Prison View Golf Course, Louisiana State Penitentiary, USA
Louisiana State Penitentiary is the only maximum security prison in the state, with nearly all of its inmates either on death row or serving life sentences. The prison has its very own 9-hole golf course, managed and run by the inmates (who are forbidden from playing).
However, if you’re after a tee time here, you’ll need to submit your details for screening 48 hours in advance and hand over cameras, maps and other items before playing. Play can be suspended at any time and has been several times due to riots, attempted breakouts, and various other emergencies.
Uummannaq Golf Course, Greenland
Known as the coldest and most northerly golf course in the world, the Uuummannaq Golf course lies 600km north of the Arctic Circle, and since 1997 has played host to the World Ice Golf Championships. Bright orange balls are used for obvious reasons, and graphite clubs are banned due to the fact the cold can snap them in half. If all this wasn’t a tad troubling, like Camp Bonifas, players must sign a waiver agreeing to possible death in the frequent, wait for it, -50°C temperatures.
Furnace Creek Golf Course, Death Valley, California, USA

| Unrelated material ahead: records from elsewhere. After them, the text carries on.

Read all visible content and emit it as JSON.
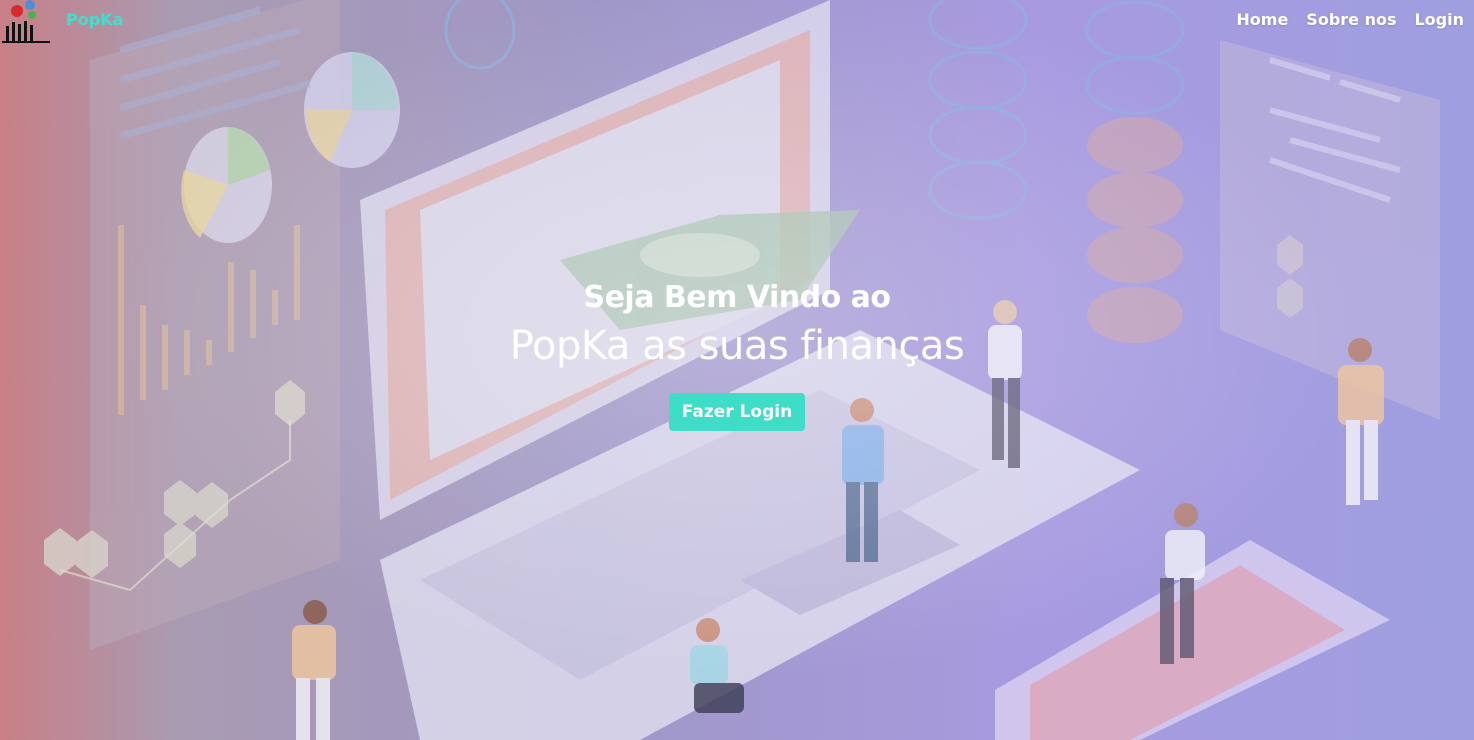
{
  "navbar": {
    "brand": "PopKa",
    "links": [
      "Home",
      "Sobre nos",
      "Login"
    ]
  },
  "hero": {
    "subtitle": "Seja Bem Vindo ao",
    "title": "PopKa as suas finanças",
    "cta_label": "Fazer Login"
  },
  "colors": {
    "accent": "#3fdcc8",
    "brand_text": "#3fe0d0"
  },
  "icons": [
    "logo-icon"
  ]
}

Furnace Creek Golf Course in house in the world famous Death Valley. With inviting words like ‘furnace’ and ‘death’ you’d be a fool not to immediately rush out to Cali with clubs and a few gallons of water in tow. This 18-hole course is the lowest course in the world and is nestled right in Death Valley – the hottest place in the world. Here the mercury can climb as high as 60 degrees Celsius, so the name is more than fitting. Visitors are often rescued by helicopter due to dehydration, and in 2011 the course hosted the Heatstroke Open where brave (or stupid) players faced 50 degree heat.
La Paz Golf Course, Bolivia, South America

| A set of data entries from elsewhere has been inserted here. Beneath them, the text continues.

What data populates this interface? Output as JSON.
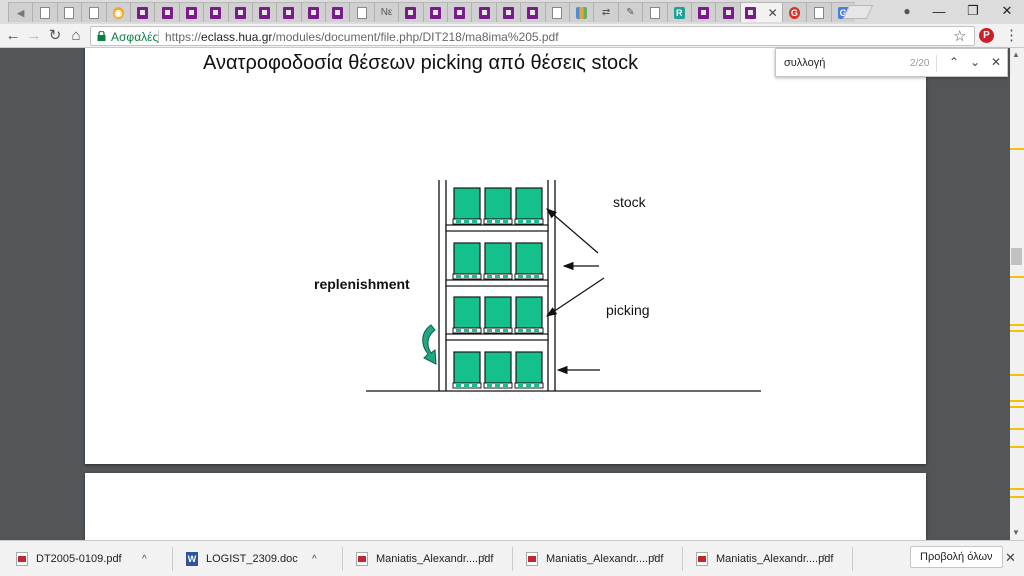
{
  "tabs": {
    "items": [
      {
        "icon": "back-icon",
        "glyph": "◀"
      },
      {
        "icon": "document-icon"
      },
      {
        "icon": "document-icon"
      },
      {
        "icon": "document-icon"
      },
      {
        "icon": "orange-site-icon",
        "glyph": "◉"
      },
      {
        "icon": "pdf-icon"
      },
      {
        "icon": "pdf-icon"
      },
      {
        "icon": "pdf-icon"
      },
      {
        "icon": "pdf-icon"
      },
      {
        "icon": "pdf-icon"
      },
      {
        "icon": "pdf-icon"
      },
      {
        "icon": "pdf-icon"
      },
      {
        "icon": "pdf-icon"
      },
      {
        "icon": "pdf-icon"
      },
      {
        "icon": "document-icon"
      },
      {
        "icon": "text-icon",
        "glyph": "Νε"
      },
      {
        "icon": "pdf-icon"
      },
      {
        "icon": "pdf-icon"
      },
      {
        "icon": "pdf-icon"
      },
      {
        "icon": "pdf-icon"
      },
      {
        "icon": "pdf-icon"
      },
      {
        "icon": "pdf-icon"
      },
      {
        "icon": "document-icon"
      },
      {
        "icon": "colorful-app-icon"
      },
      {
        "icon": "sync-icon",
        "glyph": "⇄"
      },
      {
        "icon": "quill-icon",
        "glyph": "✎"
      },
      {
        "icon": "document-icon"
      },
      {
        "icon": "teal-app-icon",
        "glyph": "R"
      },
      {
        "icon": "pdf-icon"
      },
      {
        "icon": "pdf-icon"
      }
    ],
    "active": {
      "icon": "pdf-icon",
      "close_glyph": "✕"
    },
    "after": [
      {
        "icon": "red-site-icon",
        "glyph": "G"
      },
      {
        "icon": "document-icon"
      },
      {
        "icon": "translate-icon",
        "glyph": "G"
      }
    ]
  },
  "window_controls": {
    "user": "●",
    "minimize": "—",
    "restore": "❐",
    "close": "✕"
  },
  "toolbar": {
    "back": "←",
    "forward": "→",
    "reload": "↻",
    "home": "⌂",
    "secure_label": "Ασφαλές",
    "url_scheme": "https://",
    "url_host": "eclass.hua.gr",
    "url_path": "/modules/document/file.php/DIT218/ma8ima%205.pdf",
    "star": "☆",
    "pinterest": "P",
    "menu": "⋮"
  },
  "find_bar": {
    "query": "συλλογή",
    "count": "2/20",
    "prev": "⌃",
    "next": "⌄",
    "close": "✕"
  },
  "slide": {
    "title": "Ανατροφοδοσία θέσεων picking από θέσεις stock",
    "label_stock": "stock",
    "label_replenishment": "replenishment",
    "label_picking": "picking",
    "rack_levels": 4,
    "pallets_per_level": 3,
    "pallet_color": "#14c08c"
  },
  "downloads": {
    "items": [
      {
        "name": "DT2005-0109.pdf",
        "type": "pdf-icon"
      },
      {
        "name": "LOGIST_2309.doc",
        "type": "word-icon"
      },
      {
        "name": "Maniatis_Alexandr....pdf",
        "type": "pdf-icon"
      },
      {
        "name": "Maniatis_Alexandr....pdf",
        "type": "pdf-icon"
      },
      {
        "name": "Maniatis_Alexandr....pdf",
        "type": "pdf-icon"
      }
    ],
    "chevron": "^",
    "show_all": "Προβολή όλων",
    "close": "✕"
  }
}
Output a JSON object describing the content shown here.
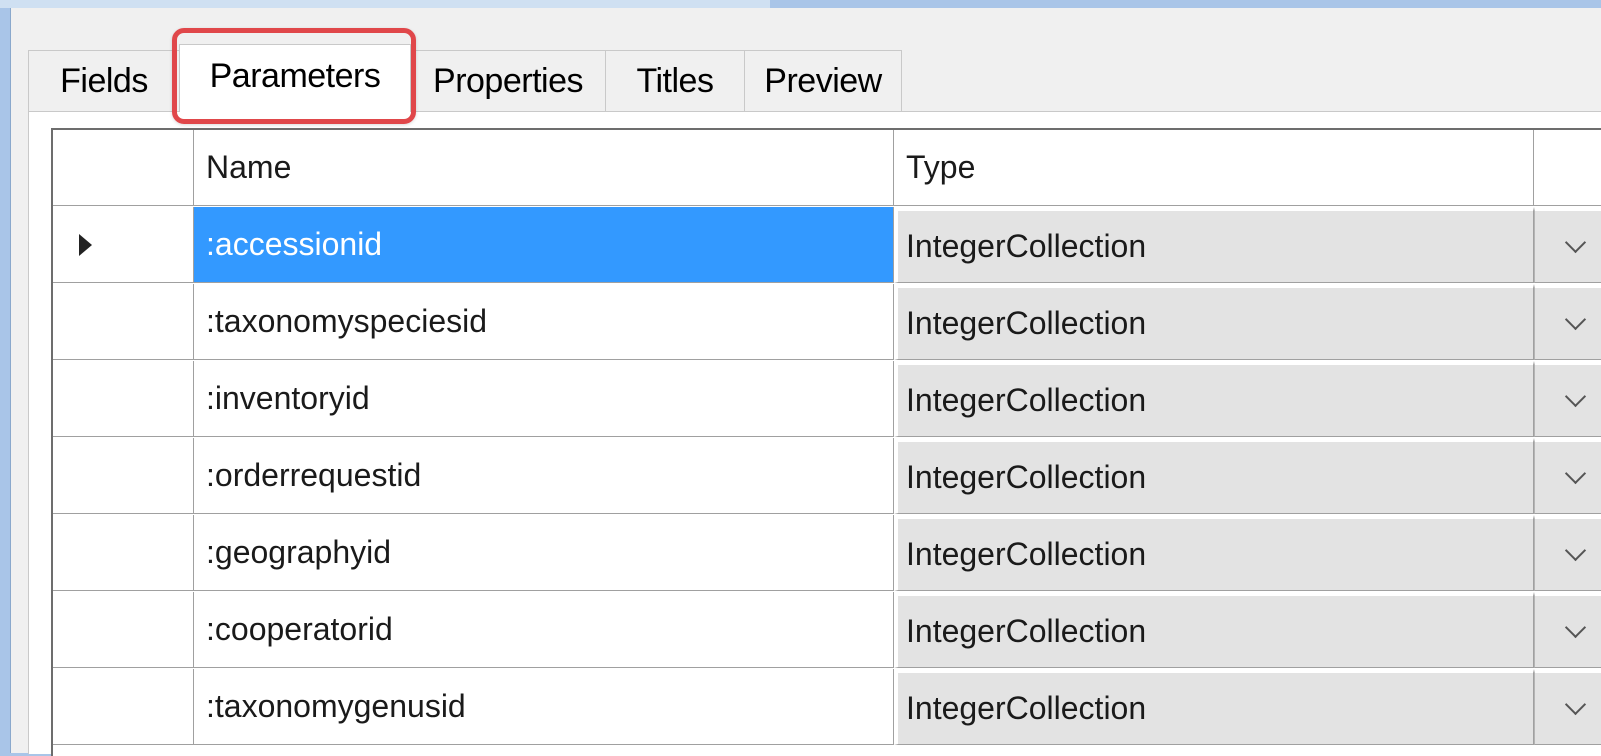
{
  "tabs": [
    {
      "label": "Fields"
    },
    {
      "label": "Parameters"
    },
    {
      "label": "Properties"
    },
    {
      "label": "Titles"
    },
    {
      "label": "Preview"
    }
  ],
  "selected_tab": "Parameters",
  "grid": {
    "columns": [
      "Name",
      "Type"
    ],
    "rows": [
      {
        "name": ":accessionid",
        "type": "IntegerCollection"
      },
      {
        "name": ":taxonomyspeciesid",
        "type": "IntegerCollection"
      },
      {
        "name": ":inventoryid",
        "type": "IntegerCollection"
      },
      {
        "name": ":orderrequestid",
        "type": "IntegerCollection"
      },
      {
        "name": ":geographyid",
        "type": "IntegerCollection"
      },
      {
        "name": ":cooperatorid",
        "type": "IntegerCollection"
      },
      {
        "name": ":taxonomygenusid",
        "type": "IntegerCollection"
      }
    ],
    "selected_row_index": 0
  },
  "colors": {
    "selection": "#3399ff",
    "highlight_box": "#e0474a"
  },
  "icons": {
    "row_indicator": "triangle-right-icon",
    "dropdown": "chevron-down-icon"
  }
}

The course is the world’s highest: Sitting at a dizzying 11,000 feet this gives you a real chance to play in the clouds and take in some seriously stunning scenery. However, the high altitude can make play a little tricky; breathing difficulties and lack of oxygen might become more of a concern than getting the ball in the hole. Altitude sickness is also a problem, thus all golfers are strongly advised to bring a caddy round with them, to minimise the amount of oxygen you use.
The paper thin air means your ball moves a heck of a lot faster, so you need only muster the strength for the tiniest of swings before collapsing to the floor clutching an oxygen mask.
Carbrook Golf Club, Brisbane, Australia
The 14th tee at Carbrook Golf Club in Brisbane is, well, a little more intimidating than most. This can be credited to the half a dozen huge, man-eating bull sharks that reside in the murky waters in what’s thought to be the world’s first shark-infested course. After a nearby river burst its banks a few years ago, the sharks found their way onto the course and have set up home for themselves, even breeding, so more and more ominous fins glide along the surface of the water. The staff are big fans of the sharks though and whilst the water is filled with fish, they often chuck meat in for them and have even started a monthly tournament, the aptly named, ‘Shark Lake Challenge’.
Kantarat, Don Mueang International Airport, Bangkok
Whilst many a golf course has been built near an airport, there aren’t many that have been built slap bang in the middle of two major runways. Kantarat is an 18-hole course, literally on the airstrip at Don Mueang Airport and is owned by the Royal Thai Air force meaning it has extra high security. Golfers must wait for a red light to allow them to pass from hole to hole.
Have you got a heart-stopping, adrenaline-pumping golfing story that tops any of those? If you’ve had a brush with death on the fairway, let us know below…
Karl Young is a Digital Marketing Executive at OnlineGolf.co.uk and a keen traveller, golfer and blogger who regularly visits European golfing destinations.
Copyright © 2015 Karl Young